"We set out originally to tell the story of a future, hypothetical hurricane and how the rapid erosion of the wetlands left New Orleans more vulnerable to flooding," says Hurricane on the Bayou director Greg MacGillivray. "But when Katrina struck in the middle of that, we were no longer filming what might happen; we were suddenly more like news reporters filming what did happen. We had to completely rethink the film, which evolved into a much broader and more deeply emotional story than we ever imagined."
That story is recounted in the movie through the reflections and music of some of the Big Easy's most famous musicians, including Allen Toussaint, Tab Benoit, Amanda Shaw and Chubby Carrier. They speak of the culture of New Orleans and ruminate on the destruction caused by Katrina while exploring the region's cypress-studded bayous on bright-yellow fan-powered airboats.
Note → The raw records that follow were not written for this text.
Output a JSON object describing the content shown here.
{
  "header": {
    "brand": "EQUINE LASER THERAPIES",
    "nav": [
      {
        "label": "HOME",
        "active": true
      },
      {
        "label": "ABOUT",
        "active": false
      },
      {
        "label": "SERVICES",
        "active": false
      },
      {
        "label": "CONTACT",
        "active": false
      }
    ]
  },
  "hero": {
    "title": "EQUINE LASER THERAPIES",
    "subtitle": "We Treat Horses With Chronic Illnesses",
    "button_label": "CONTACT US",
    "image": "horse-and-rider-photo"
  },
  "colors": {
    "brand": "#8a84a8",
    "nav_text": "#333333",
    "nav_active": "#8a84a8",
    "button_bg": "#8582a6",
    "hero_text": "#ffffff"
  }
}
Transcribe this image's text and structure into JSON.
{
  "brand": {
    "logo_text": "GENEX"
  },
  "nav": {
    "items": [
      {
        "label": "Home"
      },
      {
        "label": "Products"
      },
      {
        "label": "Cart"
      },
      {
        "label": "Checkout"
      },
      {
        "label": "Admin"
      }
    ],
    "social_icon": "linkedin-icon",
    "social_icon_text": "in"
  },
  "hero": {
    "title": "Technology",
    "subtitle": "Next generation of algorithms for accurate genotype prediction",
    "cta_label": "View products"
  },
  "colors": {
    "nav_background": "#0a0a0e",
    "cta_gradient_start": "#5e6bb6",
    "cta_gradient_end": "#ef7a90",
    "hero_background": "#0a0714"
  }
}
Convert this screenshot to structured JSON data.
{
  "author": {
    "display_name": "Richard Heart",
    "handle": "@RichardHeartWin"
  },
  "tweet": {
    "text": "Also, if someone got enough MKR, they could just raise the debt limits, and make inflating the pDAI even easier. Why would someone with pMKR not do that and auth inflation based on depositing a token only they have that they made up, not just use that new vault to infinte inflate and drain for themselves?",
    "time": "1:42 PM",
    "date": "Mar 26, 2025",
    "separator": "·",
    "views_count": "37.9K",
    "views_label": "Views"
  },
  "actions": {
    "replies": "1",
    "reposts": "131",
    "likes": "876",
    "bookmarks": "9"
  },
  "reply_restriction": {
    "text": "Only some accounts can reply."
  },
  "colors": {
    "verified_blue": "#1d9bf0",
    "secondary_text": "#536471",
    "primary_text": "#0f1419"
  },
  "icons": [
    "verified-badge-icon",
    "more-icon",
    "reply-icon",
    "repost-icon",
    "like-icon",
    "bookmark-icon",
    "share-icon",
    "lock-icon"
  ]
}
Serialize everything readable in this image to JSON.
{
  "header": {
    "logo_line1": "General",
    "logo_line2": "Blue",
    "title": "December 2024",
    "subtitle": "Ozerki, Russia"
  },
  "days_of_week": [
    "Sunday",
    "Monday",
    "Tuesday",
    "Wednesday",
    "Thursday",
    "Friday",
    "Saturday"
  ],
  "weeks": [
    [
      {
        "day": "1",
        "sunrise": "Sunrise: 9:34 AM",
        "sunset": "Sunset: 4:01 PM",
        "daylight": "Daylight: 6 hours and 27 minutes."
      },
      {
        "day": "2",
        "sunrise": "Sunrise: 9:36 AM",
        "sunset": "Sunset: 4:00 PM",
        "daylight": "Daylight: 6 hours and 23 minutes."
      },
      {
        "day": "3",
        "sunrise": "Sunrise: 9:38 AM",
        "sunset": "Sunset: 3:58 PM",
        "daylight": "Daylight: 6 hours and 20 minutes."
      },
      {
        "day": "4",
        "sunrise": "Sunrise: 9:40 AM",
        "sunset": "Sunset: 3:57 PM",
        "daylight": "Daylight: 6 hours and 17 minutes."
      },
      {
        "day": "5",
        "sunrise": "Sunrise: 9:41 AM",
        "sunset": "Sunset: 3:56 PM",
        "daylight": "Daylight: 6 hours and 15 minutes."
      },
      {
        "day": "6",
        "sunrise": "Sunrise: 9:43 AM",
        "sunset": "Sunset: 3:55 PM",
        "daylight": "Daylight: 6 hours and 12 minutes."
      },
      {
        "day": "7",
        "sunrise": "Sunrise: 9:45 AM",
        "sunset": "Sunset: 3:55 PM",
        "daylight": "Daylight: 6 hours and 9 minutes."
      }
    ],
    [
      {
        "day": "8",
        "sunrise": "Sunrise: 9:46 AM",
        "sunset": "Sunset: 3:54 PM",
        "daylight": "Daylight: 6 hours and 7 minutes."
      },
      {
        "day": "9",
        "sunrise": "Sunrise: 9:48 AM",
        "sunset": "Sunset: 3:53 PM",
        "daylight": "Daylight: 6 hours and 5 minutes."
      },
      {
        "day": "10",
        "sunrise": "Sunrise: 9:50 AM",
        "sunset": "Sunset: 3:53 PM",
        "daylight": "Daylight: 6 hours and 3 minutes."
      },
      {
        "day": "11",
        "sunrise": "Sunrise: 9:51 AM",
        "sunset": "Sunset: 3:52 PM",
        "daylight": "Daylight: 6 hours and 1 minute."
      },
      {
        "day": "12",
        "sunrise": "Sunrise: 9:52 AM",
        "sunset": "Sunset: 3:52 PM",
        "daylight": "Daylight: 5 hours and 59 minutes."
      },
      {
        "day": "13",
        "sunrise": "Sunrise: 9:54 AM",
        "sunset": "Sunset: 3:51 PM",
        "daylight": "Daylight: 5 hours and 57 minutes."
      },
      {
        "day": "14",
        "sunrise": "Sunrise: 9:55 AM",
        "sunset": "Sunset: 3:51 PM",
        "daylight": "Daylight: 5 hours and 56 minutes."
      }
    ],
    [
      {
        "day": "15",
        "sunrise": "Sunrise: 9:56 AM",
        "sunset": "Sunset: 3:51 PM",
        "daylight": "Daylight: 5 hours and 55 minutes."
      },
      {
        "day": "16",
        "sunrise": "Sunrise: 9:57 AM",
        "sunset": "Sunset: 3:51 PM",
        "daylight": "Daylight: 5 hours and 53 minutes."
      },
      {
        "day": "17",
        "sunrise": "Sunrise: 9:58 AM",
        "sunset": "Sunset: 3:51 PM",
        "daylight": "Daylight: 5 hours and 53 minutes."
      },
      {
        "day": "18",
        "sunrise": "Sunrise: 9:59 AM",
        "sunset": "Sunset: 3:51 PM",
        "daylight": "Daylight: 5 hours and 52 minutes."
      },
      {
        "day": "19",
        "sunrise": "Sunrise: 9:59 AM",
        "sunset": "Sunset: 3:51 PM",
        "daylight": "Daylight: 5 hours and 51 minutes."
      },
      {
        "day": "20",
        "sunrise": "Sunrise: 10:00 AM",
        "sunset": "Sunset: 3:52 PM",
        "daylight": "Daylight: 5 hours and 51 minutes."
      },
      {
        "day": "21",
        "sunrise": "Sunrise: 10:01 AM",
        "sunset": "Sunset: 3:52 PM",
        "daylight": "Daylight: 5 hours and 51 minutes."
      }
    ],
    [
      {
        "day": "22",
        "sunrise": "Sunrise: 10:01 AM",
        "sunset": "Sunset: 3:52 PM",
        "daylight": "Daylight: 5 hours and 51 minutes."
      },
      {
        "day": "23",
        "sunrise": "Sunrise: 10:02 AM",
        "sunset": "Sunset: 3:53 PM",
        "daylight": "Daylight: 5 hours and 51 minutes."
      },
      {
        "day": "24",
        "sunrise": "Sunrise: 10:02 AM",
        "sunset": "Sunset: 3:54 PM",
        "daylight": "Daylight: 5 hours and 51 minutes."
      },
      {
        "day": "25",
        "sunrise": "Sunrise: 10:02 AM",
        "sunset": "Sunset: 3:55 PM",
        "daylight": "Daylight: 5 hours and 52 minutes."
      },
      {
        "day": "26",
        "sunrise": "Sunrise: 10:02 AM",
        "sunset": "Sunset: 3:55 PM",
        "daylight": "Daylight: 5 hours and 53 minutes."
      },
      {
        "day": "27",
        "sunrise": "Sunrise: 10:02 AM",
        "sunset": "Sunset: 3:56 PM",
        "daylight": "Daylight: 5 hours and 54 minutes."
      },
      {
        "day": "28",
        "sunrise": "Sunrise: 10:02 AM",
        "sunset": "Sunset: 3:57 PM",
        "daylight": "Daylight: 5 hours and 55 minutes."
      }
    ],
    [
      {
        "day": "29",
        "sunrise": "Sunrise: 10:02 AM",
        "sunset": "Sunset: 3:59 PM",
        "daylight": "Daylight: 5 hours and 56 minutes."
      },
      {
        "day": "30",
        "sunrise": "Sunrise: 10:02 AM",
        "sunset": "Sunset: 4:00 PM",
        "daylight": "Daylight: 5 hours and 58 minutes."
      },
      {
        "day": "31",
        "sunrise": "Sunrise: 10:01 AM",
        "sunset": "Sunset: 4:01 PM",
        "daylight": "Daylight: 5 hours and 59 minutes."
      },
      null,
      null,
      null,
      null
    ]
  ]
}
And since Katrina didn't stop the wetland erosion, Hurricane is an account not just of a disaster that can and did happen, but of one that's happening still at a rate of one acre lost every thirty minutes.
Hurricane on the Bayou opens today on the IMAX screen at the Denver Museum of Nature & Science, 2001 Colorado Boulevard, and runs daily through June 21. Visit www.dmns.org or call 303-322-7009 for showtimes and prices.
March 16-Oct. 4, 2007